The National Residential Landlords Association (NRLA) has welcomed confirmation from a government minister that the courts will begin to hear possession cases from the latter part of next month, providing greater certainty for the rental market.
Responding to a series of parliamentary questions, Lord Greenhalgh, a minister at the Ministry for Housing, Communities and Local government said that from the 24 August, “the courts will begin to process possession cases again”.
After what would be a five month suspension, the minister argued that this would be “an important step towards ending the lockdown and will protect landlords’ important right to regain their property”.
Ben Beadle, chief executive of the NRLA, commented: “The minister’s comments provide greater certainty for the rental market.”
The minister confirmed that under plans to end Section 21 repossessions as part of the Renters’ Reform Bill, ministers want to ensure that “landlords are able to swiftly and smoothly regain their property through the courts where they have a legitimate reason to do so”.
This means that landlords can, among other issues, take action against renters committing domestic abuse or making the lives of fellow tenants or neighbours a misery.
Research last year by the University of Bristol found that 38% of victims of domestic abuse live in private rented housing, a higher proportion than any other tenure. The charity Refuge, which runs the Domestic Violence Helpline, has said that there has been a 66% increase in calls to the helpline during the Covid-19 pandemic.

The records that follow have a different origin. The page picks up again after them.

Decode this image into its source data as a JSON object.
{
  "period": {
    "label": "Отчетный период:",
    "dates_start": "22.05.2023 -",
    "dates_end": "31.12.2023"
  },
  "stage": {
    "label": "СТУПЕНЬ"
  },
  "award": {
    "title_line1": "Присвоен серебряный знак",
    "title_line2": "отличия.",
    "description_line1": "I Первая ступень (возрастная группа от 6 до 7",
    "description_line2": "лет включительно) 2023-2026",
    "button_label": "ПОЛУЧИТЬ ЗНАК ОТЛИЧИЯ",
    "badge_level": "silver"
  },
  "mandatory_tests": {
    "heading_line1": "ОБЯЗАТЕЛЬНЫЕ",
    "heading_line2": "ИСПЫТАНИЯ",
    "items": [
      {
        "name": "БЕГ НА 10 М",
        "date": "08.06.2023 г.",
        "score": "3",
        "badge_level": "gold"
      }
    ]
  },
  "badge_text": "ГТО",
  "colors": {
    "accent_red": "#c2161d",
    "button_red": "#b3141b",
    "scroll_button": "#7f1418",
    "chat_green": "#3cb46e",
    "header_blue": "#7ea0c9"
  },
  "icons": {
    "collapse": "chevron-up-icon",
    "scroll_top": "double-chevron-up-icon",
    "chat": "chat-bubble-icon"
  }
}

In cases of domestic violence, landlords will often end the tenancy agreement and offer a fresh one, for the same property, to the victim independent of the abuser, and that is why the NRLA now wants the courts to deal urgently and swiftly with cases concerning anti-social behaviour and domestic violence when they are allowed to begin to hear repossession cases.
The NRLA’s Ben Beadle added: “We continue to work hard with landlords and tenants to sustain tenancies wherever possible. In the vast majority of cases this is happening.
“It is vital however that swift action can be taken against those tenants committing anti-social behaviour or domestic violence.
“We are calling also for priority to be given to cases where possession orders were granted prior to lockdown or where rent arrears have nothing to do with the Covid pandemic.”
David Cox, chief executive, ARLA Propertymark, has also welcomed yesterday's announcement that possession cases will recommence on 24 August.
He commented: “We’re very pleased to hear that from 24 August courts will be re-opening and can begin to process the backlog of possession cases.
“We have previously expressed our concern to the Secretary of State for Justice that there could be as many as 62,000 ‘business as usual’ landlord possession claims to be processed across England and Wales so having clarity on when these can be handled is extremely encouraging for landlords and the sector.”